──────── STORED DATA
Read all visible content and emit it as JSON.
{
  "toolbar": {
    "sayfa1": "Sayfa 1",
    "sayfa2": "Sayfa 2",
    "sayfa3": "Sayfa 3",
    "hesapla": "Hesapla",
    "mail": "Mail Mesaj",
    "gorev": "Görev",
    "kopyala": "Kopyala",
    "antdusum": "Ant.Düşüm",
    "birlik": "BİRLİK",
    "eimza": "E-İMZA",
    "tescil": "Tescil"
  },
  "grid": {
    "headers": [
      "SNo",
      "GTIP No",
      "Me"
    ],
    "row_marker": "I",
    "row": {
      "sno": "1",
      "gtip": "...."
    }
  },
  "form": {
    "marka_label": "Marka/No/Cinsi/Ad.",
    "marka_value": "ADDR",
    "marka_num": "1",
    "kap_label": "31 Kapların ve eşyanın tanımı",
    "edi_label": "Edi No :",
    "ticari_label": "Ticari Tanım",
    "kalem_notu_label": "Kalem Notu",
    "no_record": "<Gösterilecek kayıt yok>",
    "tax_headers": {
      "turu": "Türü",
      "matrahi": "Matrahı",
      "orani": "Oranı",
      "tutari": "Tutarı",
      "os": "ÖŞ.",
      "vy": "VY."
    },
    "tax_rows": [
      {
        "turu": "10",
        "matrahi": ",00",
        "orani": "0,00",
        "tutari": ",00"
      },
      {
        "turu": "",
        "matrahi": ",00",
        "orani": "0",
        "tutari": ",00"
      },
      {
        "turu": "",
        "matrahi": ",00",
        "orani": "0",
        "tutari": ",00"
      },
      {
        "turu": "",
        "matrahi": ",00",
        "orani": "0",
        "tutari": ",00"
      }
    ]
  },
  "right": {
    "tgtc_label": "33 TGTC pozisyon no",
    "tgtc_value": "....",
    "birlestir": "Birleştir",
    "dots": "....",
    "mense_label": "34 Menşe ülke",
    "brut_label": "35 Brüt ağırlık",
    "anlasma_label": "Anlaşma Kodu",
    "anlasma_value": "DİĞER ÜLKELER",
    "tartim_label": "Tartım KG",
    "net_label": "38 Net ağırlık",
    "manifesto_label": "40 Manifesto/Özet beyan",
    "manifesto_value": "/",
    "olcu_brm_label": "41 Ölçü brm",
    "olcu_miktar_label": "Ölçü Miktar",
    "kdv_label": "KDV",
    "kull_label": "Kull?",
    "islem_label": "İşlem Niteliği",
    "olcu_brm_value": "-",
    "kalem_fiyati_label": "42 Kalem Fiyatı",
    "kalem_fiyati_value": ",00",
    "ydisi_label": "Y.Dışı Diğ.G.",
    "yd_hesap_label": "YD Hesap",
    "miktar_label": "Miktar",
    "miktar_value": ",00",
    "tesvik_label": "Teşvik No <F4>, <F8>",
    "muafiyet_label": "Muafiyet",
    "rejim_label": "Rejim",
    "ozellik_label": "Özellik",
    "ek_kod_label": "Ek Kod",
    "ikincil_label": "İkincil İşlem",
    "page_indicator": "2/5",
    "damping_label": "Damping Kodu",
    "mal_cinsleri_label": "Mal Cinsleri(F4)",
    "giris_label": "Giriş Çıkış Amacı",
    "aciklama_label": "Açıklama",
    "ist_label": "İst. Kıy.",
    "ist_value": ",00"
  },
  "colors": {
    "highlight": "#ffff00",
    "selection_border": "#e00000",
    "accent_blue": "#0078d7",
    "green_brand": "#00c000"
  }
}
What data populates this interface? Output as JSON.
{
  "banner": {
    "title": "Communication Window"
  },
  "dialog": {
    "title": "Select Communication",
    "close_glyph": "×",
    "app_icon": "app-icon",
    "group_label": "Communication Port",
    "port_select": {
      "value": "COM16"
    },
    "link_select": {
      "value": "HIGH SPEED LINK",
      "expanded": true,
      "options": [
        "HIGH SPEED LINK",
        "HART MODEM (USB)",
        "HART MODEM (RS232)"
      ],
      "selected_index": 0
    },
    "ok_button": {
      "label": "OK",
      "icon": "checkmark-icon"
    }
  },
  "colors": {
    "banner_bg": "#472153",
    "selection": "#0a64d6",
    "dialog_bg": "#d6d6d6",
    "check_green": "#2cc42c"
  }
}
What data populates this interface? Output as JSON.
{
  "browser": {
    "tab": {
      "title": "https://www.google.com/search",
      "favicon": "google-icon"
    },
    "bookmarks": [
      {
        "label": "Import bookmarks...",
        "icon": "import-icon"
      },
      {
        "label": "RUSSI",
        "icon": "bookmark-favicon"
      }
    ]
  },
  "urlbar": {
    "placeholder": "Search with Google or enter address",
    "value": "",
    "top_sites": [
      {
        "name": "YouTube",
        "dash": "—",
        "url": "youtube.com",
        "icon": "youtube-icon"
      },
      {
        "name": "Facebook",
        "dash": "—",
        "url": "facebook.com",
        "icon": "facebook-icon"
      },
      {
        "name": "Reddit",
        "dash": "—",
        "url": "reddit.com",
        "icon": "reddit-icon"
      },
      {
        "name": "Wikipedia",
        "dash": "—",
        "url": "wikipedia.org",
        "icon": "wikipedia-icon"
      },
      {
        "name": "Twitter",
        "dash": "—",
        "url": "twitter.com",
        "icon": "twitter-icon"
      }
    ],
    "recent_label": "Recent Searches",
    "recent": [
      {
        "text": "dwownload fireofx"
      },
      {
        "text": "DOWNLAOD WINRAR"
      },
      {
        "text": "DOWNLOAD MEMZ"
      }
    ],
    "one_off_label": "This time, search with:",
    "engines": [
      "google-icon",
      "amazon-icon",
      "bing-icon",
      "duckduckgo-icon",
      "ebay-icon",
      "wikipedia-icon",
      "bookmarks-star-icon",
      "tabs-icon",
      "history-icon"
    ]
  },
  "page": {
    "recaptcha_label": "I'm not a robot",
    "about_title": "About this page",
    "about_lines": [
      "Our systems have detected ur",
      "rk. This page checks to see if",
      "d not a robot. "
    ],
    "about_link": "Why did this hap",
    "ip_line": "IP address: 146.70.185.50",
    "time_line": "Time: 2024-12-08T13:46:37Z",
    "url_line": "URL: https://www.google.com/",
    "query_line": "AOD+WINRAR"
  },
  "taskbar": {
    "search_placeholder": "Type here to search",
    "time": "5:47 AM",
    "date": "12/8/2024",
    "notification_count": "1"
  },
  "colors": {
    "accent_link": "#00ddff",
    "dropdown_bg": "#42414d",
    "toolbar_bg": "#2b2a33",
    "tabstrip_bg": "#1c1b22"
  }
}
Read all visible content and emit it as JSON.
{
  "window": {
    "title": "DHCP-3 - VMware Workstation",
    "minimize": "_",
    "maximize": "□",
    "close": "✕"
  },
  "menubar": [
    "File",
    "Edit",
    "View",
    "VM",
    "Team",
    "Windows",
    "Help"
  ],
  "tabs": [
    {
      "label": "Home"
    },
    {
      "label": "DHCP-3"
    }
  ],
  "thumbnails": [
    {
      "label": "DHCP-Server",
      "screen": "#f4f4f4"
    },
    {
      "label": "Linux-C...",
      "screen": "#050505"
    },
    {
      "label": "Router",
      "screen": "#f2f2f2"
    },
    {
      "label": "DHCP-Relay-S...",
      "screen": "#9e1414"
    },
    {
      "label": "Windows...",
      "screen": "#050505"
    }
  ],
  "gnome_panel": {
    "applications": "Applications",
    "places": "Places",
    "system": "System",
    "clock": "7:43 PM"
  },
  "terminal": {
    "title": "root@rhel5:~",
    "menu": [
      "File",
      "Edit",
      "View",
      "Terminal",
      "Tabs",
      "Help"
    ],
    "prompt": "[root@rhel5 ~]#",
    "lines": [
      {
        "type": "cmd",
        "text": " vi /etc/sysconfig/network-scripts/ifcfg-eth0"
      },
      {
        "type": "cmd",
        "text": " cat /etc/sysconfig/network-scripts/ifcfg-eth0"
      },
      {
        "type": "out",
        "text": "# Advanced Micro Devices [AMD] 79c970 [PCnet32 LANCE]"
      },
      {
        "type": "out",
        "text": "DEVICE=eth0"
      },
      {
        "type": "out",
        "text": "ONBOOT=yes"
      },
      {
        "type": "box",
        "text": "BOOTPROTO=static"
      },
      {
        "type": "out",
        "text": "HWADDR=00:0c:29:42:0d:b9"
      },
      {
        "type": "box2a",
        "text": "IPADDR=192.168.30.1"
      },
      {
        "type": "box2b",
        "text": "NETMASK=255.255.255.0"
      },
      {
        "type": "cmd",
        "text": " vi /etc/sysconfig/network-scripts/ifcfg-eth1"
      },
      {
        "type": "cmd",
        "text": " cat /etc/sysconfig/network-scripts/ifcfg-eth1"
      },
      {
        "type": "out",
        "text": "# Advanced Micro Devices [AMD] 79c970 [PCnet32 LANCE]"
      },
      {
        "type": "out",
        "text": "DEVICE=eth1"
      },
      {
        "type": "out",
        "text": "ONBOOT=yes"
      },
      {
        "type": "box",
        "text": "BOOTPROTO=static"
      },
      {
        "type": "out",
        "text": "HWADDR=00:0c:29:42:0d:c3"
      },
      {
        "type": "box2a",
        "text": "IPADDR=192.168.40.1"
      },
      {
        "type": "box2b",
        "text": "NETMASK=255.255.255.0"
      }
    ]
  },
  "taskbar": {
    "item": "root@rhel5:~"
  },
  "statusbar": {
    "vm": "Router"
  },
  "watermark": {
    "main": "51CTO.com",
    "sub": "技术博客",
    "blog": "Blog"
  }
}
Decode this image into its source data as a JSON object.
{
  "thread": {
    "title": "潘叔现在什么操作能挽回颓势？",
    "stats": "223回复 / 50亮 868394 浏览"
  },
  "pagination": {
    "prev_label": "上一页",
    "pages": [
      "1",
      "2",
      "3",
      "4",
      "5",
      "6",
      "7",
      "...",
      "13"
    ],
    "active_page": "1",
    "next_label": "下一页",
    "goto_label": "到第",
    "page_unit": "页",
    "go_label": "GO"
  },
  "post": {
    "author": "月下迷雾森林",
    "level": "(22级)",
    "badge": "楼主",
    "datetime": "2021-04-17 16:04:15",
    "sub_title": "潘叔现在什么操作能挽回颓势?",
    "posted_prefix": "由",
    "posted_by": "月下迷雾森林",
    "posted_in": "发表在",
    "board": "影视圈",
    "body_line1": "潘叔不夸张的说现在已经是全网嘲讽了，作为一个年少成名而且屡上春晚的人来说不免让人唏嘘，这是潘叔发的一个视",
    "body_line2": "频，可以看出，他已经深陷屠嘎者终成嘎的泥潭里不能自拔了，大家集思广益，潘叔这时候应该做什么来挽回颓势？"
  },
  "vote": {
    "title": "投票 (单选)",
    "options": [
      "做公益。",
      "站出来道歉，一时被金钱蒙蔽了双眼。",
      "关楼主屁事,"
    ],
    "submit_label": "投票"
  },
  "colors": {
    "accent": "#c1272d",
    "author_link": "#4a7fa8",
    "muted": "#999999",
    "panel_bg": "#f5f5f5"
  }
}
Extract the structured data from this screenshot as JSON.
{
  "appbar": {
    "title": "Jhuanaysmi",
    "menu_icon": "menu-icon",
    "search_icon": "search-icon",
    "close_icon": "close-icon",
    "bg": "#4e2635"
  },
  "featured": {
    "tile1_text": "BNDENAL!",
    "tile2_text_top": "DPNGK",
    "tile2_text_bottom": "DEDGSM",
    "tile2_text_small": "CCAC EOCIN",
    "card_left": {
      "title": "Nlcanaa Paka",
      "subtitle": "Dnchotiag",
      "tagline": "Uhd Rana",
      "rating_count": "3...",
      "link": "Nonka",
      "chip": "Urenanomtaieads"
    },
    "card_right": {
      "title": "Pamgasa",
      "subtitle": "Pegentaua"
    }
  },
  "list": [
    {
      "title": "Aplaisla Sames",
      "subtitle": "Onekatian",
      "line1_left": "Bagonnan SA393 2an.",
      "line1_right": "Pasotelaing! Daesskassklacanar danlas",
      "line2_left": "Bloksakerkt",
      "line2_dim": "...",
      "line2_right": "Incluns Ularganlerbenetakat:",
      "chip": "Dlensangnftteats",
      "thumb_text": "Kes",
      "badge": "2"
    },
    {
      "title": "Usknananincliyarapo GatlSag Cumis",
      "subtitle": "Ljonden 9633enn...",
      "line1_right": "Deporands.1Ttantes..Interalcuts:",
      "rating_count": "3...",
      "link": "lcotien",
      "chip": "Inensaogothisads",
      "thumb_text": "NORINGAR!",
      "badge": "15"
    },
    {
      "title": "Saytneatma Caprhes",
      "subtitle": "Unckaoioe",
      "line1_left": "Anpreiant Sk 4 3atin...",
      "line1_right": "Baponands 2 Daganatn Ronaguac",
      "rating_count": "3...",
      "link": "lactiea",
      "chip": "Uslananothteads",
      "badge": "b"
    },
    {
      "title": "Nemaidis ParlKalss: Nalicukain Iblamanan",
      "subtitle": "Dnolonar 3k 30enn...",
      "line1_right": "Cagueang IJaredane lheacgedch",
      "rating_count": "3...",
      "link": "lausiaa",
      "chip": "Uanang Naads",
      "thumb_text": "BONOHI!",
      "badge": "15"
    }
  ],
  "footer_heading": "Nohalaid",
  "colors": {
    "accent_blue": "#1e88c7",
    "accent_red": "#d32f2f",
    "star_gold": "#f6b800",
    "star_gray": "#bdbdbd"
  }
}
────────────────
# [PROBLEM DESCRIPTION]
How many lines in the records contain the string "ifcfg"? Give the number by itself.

# [SOLUTION FOR THIS PROBLEM]
4